February 27, 2009
Lesley A. Collins
New Temporary Women’s Exhibit at
National Historic Trails Interpretive Center
The National Historic Trails Interpretive Center (NHTIC) is recognizing Women’s History Month with a new temporary exhibit titled "The Fortitude of Women on the Trails." The exhibit opens March 2, 2009, and will continue throughout the month.
Women traveling the trails were often forced to break from social norms to participate in what society labeled as men’s work. Women of the trail yoked cattle, drove wagons, collected firewood, poured bullets, spoke out in public meetings, made scientific discoveries, practiced medicine, and then performed all the daily women’s duties such as cooking, washing, and caring for the children. Women showed fortitude through their hard work, the loss of family members, and their survival of the journey."The women of this era were amazing in what they endured and the emotional and physical strength they showed while enduring it," said Stacey Moore, a NHTIC employee. "I could never care for five children while walking fifteen miles a day."
The temporary exhibit features a day in the life of a woman traveler, examples of women’s clothing, and diary quotes.

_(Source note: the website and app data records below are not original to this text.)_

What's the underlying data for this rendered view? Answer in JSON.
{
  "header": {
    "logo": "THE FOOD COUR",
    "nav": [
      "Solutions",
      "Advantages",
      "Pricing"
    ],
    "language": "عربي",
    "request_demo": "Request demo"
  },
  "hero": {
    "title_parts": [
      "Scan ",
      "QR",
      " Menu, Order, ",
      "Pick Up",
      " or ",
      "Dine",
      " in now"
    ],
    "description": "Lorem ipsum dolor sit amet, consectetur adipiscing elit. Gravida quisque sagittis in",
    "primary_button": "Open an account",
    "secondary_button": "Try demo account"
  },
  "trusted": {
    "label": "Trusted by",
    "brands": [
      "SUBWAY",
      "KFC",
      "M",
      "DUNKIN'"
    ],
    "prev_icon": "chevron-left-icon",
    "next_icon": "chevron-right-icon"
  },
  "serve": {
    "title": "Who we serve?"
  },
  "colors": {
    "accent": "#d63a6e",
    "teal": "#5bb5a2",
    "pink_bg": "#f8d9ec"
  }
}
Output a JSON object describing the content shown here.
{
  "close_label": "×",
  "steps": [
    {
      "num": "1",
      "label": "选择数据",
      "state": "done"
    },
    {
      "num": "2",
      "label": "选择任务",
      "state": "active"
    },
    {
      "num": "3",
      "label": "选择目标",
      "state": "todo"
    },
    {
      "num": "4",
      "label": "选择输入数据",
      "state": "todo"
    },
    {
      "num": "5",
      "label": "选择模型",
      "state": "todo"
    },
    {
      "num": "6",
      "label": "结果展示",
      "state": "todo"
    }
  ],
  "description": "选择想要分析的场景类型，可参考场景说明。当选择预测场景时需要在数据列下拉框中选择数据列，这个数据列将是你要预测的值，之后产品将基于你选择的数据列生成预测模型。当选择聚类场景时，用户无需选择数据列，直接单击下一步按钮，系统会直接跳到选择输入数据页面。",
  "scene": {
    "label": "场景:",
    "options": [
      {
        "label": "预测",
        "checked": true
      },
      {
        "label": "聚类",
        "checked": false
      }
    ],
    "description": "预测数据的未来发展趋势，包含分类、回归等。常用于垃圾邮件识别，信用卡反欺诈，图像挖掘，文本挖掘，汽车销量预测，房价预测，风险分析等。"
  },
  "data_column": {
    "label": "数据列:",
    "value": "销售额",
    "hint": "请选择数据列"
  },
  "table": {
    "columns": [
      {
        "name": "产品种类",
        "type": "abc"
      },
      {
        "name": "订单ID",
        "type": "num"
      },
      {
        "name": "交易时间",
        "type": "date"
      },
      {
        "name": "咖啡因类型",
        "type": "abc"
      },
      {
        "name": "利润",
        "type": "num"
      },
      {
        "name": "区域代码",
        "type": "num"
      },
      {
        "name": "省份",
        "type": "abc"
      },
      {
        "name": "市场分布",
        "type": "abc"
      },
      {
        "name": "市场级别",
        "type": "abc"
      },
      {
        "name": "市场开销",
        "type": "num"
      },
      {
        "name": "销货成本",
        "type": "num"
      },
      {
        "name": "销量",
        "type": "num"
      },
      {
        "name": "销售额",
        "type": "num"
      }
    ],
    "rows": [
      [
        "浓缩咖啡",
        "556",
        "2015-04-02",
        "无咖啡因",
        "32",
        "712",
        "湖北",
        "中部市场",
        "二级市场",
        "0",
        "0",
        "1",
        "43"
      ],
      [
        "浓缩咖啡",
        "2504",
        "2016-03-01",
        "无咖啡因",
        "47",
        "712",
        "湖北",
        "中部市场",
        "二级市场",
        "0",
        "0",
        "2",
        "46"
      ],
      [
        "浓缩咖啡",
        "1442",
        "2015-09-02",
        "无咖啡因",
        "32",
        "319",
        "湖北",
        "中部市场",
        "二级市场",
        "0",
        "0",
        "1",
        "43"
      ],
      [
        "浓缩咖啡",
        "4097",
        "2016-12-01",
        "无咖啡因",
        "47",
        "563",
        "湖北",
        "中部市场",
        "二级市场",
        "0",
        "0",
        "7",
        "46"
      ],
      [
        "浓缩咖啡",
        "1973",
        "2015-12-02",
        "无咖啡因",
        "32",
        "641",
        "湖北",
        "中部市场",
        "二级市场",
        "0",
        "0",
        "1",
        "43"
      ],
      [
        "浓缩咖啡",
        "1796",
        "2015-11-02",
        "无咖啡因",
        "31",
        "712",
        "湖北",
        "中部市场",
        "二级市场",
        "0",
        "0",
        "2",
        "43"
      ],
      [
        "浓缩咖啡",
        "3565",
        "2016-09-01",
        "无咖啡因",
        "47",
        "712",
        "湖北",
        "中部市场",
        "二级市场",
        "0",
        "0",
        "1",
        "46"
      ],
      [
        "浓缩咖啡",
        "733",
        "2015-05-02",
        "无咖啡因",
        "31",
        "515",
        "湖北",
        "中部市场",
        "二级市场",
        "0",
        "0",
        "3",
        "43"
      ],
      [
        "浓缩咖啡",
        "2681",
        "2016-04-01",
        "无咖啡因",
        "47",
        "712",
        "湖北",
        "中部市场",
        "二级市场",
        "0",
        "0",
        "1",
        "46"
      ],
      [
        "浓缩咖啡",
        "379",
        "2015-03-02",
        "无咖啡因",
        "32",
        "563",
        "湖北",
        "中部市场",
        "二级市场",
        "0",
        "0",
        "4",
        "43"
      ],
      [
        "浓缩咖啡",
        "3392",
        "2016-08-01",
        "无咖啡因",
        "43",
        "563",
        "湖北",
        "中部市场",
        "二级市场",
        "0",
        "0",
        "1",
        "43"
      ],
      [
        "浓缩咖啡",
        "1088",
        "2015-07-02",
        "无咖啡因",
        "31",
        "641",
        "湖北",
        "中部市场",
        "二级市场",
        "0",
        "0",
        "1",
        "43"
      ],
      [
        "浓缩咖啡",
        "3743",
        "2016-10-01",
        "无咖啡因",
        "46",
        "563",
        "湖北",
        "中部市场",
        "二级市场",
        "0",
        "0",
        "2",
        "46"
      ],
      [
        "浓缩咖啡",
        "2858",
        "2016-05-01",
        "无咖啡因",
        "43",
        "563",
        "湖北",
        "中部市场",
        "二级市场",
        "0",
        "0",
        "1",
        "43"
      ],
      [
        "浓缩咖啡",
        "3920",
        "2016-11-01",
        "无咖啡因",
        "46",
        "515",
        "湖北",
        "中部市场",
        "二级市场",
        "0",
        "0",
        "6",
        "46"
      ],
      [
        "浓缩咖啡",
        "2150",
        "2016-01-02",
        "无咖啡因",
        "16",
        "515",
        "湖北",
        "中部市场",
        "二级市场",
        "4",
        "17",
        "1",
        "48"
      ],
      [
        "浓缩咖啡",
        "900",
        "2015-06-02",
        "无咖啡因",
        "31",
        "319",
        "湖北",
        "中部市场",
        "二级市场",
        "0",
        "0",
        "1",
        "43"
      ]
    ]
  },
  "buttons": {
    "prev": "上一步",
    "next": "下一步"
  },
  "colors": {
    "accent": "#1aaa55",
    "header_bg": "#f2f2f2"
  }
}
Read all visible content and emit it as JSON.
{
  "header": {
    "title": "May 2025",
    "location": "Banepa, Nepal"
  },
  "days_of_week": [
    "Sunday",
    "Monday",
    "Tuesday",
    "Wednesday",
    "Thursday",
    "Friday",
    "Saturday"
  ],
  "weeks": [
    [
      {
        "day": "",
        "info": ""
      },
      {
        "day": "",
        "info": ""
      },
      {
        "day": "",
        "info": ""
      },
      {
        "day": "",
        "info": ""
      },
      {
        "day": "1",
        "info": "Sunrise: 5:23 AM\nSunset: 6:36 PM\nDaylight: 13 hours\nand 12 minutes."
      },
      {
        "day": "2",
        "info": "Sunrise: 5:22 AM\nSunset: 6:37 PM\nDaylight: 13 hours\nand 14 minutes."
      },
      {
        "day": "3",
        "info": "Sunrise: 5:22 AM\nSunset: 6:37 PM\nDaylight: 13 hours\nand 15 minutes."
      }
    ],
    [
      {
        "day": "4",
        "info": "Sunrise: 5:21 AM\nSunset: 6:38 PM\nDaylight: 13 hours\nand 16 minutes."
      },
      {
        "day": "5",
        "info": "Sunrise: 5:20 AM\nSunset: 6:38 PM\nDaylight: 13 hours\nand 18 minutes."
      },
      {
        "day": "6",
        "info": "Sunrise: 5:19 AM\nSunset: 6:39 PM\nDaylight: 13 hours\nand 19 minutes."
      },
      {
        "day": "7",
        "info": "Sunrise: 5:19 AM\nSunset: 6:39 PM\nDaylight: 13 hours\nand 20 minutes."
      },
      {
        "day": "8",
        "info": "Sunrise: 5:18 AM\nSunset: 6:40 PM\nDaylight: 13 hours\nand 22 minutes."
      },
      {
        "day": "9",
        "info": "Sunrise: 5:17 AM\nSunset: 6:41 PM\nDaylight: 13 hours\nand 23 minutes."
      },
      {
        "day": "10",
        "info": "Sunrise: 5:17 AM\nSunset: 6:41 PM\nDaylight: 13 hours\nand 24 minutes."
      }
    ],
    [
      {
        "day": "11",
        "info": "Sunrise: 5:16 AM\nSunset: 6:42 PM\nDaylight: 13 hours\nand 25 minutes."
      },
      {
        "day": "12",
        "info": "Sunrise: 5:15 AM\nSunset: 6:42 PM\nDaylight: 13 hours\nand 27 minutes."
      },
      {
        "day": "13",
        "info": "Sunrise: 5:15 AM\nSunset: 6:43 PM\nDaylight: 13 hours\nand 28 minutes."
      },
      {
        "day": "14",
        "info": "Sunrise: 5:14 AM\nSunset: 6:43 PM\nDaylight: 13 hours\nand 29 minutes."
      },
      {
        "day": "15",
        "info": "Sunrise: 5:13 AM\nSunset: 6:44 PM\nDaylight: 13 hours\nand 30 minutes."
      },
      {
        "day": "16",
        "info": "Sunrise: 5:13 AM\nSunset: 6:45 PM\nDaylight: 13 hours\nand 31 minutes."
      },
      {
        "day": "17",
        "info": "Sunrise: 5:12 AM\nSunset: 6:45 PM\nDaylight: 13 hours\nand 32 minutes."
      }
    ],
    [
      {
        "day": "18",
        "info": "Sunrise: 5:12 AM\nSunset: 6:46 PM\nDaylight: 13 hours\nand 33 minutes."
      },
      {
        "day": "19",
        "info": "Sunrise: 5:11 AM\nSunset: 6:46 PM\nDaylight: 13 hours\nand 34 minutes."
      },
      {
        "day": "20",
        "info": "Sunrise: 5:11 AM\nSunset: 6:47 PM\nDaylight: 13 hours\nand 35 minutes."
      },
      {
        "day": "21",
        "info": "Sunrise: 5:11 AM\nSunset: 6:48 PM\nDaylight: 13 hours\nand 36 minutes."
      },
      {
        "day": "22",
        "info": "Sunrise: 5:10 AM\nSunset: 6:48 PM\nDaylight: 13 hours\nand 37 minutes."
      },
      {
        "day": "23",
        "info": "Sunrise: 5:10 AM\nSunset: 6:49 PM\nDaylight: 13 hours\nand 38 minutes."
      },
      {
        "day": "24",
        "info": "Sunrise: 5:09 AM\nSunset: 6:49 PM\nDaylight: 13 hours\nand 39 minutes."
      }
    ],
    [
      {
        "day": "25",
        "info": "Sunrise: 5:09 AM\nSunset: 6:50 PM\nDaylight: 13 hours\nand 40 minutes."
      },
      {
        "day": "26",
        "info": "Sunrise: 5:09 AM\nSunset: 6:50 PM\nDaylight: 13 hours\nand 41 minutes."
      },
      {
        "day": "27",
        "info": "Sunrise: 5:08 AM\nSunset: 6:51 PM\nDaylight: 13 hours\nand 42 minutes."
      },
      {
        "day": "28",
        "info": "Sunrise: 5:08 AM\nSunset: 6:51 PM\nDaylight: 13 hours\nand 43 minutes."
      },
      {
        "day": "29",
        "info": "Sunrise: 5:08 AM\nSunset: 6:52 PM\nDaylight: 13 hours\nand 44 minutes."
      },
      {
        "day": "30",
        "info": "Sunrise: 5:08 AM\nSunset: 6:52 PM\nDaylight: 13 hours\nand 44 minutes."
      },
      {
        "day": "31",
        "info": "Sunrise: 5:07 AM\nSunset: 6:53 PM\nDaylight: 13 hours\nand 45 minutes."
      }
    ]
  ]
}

The NHTIC is a public-private partnership between the Bureau of Land Management and the National Historic Trails Center Foundation. The facility is located at 1501 N. Poplar Street, Casper, WY. Winter hours are Tuesday through Saturday, 9 a.m. to 4:30 p.m.
The BLM manages more land – 258 million acres – than any other Federal agency. This land, known as the National System of Public Lands, is primarily located in 12 Western States, including Alaska. The Bureau, with a budget of about $1 billion, also administers 700 million acres of sub-surface mineral estate throughout the nation. The BLM’s multiple-use mission is to sustain the health and productivity of the public lands for the use and enjoyment of present and future generations. The Bureau accomplishes this by managing such activities as outdoor recreation, livestock grazing, mineral development, and energy production, and by conserving natural, historical, cultural, and other resources on public lands.